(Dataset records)
┌──

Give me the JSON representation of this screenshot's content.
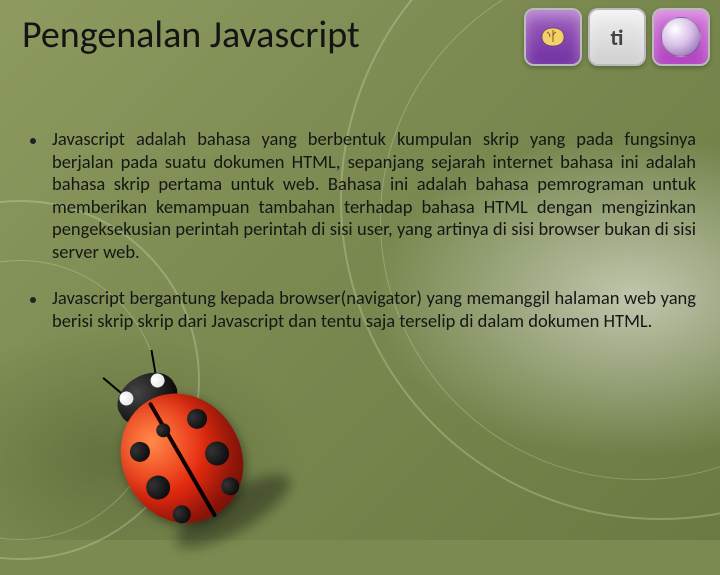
{
  "title": "Pengenalan Javascript",
  "logos": {
    "mid_text": "ti"
  },
  "bullets": [
    "Javascript adalah bahasa yang berbentuk kumpulan skrip yang pada fungsinya berjalan pada suatu dokumen HTML, sepanjang sejarah internet bahasa ini adalah bahasa skrip pertama untuk web. Bahasa ini adalah bahasa pemrograman untuk memberikan kemampuan tambahan terhadap bahasa HTML dengan mengizinkan pengeksekusian perintah perintah di sisi user, yang artinya di sisi browser bukan di sisi server web.",
    "Javascript bergantung kepada browser(navigator) yang memanggil halaman web yang berisi skrip skrip dari Javascript dan tentu saja terselip di dalam dokumen HTML."
  ]
}
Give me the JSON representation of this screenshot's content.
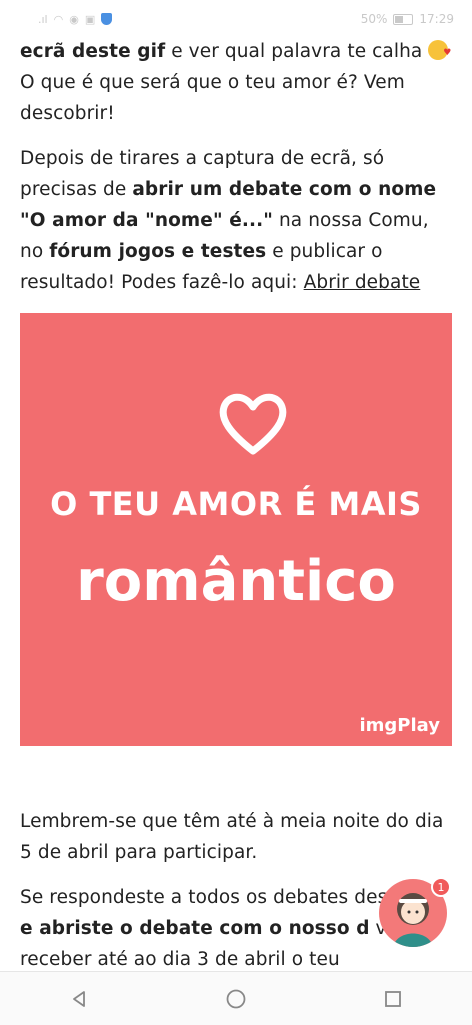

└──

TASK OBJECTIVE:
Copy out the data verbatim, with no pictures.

WRITTEN REPLY:
Give me the JSON representation of this screenshot's content.
{
  "title": "Pengenalan Javascript",
  "logos": {
    "mid_text": "ti"
  },
  "bullets": [
    "Javascript adalah bahasa yang berbentuk kumpulan skrip yang pada fungsinya berjalan pada suatu dokumen HTML, sepanjang sejarah internet bahasa ini adalah bahasa skrip pertama untuk web. Bahasa ini adalah bahasa pemrograman untuk memberikan kemampuan tambahan terhadap bahasa HTML dengan mengizinkan pengeksekusian perintah perintah di sisi user, yang artinya di sisi browser bukan di sisi server web.",
    "Javascript bergantung kepada browser(navigator) yang memanggil halaman web yang berisi skrip skrip dari Javascript dan tentu saja terselip di dalam dokumen HTML."
  ]
}
Give me the JSON representation of this screenshot's content.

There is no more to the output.